Anat Cell Biol 2020; 53(3): 366-368
Published online September 30, 2020
Copyright © Korean Association of ANATOMISTS.
1Department of Neurosurgery, Tulane Center for Clinical Neurosciences, Tulane University School of Medicine, New Orleans, LA, 2Department of Structural and Cellular Biology, Tulane University School of Medicine, New Orleans, LA, 3Department of Neurosurgery and Ochsner Neuroscience Institute, Ochsner Health System, New Orleans, LA, USA, 4Department of Anatomical Sciences, St. George’s University, St. George’s, Grenada, West Indies
Correspondence to:Joe Iwanaga
Department of Neurosurgery, Tulane Center for Clinical Neurosciences, Tulane University School of Medicine, New Orleans, LA 70112, USA
This is an Open Access article distributed under the terms of the Creative Commons Attribution Non-Commercial License (http://creativecommons.org/licenses/by-nc/4.0/) which permits unrestricted non-commercial use, distribution, and reproduction in any medium, provided the original work is properly cited.
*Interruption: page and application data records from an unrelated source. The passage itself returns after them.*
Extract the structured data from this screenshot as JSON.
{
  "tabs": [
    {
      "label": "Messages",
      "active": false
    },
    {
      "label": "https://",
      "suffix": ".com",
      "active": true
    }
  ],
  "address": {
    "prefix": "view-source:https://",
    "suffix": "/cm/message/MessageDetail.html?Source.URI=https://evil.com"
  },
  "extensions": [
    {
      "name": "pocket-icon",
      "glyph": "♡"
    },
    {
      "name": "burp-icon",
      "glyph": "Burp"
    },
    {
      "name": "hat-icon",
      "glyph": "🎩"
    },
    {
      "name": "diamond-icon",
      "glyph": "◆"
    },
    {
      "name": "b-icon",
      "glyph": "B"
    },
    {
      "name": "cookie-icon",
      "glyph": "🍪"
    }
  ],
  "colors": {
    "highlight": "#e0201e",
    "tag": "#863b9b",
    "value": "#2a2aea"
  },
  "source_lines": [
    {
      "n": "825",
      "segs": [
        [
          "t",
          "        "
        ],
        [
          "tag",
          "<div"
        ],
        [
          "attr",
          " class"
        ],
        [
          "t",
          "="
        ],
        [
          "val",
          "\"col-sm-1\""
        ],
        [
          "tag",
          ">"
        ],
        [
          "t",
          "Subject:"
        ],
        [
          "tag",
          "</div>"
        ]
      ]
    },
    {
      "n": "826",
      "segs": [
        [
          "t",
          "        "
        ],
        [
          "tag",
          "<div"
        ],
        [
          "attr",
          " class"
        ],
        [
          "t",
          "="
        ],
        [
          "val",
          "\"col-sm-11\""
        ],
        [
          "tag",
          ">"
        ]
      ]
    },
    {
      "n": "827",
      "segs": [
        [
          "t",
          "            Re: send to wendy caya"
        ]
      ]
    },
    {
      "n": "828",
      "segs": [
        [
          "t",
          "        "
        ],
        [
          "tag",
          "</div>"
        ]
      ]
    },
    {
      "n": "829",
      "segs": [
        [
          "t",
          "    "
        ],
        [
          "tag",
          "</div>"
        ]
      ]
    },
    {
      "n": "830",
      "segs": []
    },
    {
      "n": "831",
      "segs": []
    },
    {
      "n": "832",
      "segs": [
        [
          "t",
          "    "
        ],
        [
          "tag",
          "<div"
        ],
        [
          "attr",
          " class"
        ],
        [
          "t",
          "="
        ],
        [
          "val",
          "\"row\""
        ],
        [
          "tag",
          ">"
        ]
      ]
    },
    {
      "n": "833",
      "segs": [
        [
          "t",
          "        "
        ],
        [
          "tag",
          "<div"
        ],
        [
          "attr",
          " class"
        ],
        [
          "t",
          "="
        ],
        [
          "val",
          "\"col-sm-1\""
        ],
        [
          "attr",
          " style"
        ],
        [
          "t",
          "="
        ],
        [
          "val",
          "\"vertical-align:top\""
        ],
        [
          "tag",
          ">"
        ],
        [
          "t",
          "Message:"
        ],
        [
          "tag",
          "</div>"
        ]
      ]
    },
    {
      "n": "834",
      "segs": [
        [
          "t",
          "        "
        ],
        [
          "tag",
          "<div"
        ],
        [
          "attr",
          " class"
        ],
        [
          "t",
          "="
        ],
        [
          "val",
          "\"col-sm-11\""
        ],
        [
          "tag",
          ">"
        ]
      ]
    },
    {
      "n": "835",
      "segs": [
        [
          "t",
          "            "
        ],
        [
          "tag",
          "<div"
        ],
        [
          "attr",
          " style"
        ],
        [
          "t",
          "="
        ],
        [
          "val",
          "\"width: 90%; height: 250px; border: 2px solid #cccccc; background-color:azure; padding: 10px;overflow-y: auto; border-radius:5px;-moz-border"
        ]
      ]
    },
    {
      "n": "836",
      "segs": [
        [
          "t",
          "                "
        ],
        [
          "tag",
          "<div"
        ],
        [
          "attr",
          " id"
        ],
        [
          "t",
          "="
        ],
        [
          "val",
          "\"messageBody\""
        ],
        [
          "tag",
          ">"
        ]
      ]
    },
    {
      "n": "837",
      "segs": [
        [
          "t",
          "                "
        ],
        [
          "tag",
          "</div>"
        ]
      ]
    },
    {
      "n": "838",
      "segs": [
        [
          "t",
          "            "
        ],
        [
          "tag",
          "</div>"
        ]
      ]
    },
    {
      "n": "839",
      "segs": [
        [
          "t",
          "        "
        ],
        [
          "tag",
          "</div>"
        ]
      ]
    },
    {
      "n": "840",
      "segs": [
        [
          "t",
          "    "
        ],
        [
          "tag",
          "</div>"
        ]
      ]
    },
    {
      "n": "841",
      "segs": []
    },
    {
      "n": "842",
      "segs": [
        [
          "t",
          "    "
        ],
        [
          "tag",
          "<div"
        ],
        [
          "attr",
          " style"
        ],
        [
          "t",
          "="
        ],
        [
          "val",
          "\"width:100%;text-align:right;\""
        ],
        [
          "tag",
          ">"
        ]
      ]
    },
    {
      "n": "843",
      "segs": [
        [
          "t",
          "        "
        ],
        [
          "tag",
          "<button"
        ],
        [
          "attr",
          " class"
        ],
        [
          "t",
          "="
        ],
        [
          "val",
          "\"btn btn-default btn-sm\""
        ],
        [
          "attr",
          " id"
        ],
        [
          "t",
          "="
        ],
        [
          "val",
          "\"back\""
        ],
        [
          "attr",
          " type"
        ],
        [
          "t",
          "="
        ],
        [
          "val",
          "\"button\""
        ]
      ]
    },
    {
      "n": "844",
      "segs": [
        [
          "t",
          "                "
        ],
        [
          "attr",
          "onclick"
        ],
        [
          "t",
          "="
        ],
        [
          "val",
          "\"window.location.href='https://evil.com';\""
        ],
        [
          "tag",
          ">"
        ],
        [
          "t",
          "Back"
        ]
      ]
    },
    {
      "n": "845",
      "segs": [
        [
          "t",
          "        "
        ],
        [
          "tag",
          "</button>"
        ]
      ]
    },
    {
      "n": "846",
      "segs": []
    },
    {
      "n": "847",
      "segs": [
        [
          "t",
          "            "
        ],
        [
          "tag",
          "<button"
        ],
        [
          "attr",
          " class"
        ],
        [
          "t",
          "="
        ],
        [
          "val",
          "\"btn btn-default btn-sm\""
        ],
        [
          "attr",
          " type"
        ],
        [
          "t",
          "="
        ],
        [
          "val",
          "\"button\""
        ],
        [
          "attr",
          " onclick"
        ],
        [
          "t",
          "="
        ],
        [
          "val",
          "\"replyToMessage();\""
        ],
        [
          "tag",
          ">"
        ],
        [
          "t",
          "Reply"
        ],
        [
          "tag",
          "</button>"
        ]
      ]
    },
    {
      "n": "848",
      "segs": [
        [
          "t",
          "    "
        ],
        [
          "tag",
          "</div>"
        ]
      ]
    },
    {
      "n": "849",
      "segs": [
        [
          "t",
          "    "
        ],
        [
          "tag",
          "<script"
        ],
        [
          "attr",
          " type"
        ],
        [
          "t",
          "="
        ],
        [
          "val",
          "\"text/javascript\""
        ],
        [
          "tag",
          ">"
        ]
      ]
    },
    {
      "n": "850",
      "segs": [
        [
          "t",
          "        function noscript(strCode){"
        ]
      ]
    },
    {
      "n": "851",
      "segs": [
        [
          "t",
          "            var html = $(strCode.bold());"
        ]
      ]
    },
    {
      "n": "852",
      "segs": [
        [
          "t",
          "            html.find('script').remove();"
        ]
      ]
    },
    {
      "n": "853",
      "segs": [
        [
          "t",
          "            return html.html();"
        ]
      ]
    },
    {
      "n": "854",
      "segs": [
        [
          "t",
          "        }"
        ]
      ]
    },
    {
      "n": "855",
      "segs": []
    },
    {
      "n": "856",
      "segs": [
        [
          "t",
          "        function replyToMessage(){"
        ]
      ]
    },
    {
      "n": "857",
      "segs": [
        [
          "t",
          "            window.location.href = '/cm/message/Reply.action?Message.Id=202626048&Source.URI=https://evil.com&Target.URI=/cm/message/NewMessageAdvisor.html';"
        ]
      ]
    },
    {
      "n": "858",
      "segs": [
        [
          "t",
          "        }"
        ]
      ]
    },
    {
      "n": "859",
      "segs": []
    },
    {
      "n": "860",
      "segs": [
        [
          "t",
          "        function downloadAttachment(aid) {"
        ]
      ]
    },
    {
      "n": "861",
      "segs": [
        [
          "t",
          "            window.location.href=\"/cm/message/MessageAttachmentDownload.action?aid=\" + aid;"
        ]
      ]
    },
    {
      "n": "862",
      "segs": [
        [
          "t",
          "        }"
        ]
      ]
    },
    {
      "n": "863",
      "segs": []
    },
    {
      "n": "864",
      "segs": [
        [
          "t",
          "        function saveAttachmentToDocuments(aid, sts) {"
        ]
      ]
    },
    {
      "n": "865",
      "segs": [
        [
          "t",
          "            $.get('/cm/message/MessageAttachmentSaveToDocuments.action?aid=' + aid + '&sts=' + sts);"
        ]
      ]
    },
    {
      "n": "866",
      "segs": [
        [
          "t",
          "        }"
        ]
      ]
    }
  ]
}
The internal thoracic artery (ITA) arises from the subclavian artery and terminates as the musculophrenic and inferior epigastric arteries. During routine cadaveric dissection, an aberrant left ITA was discovered. A medial and a lateral branch of the ITA branched directly off the subclavian artery as opposed to bifurcating at the 6th or 7th intercostal space. To our knowledge, this is the first reported case of this particular ITA variation arising from the third part of the subclavian artery. Additionally, such a variant might also be considered a high bifurcation of the ITA. Our report examines this variation and its potential implications for coronary artery bypass grafts where the ITA is commonly used.
Keywords: Mammary arteries, Subclavian artery, Coronary artery bypass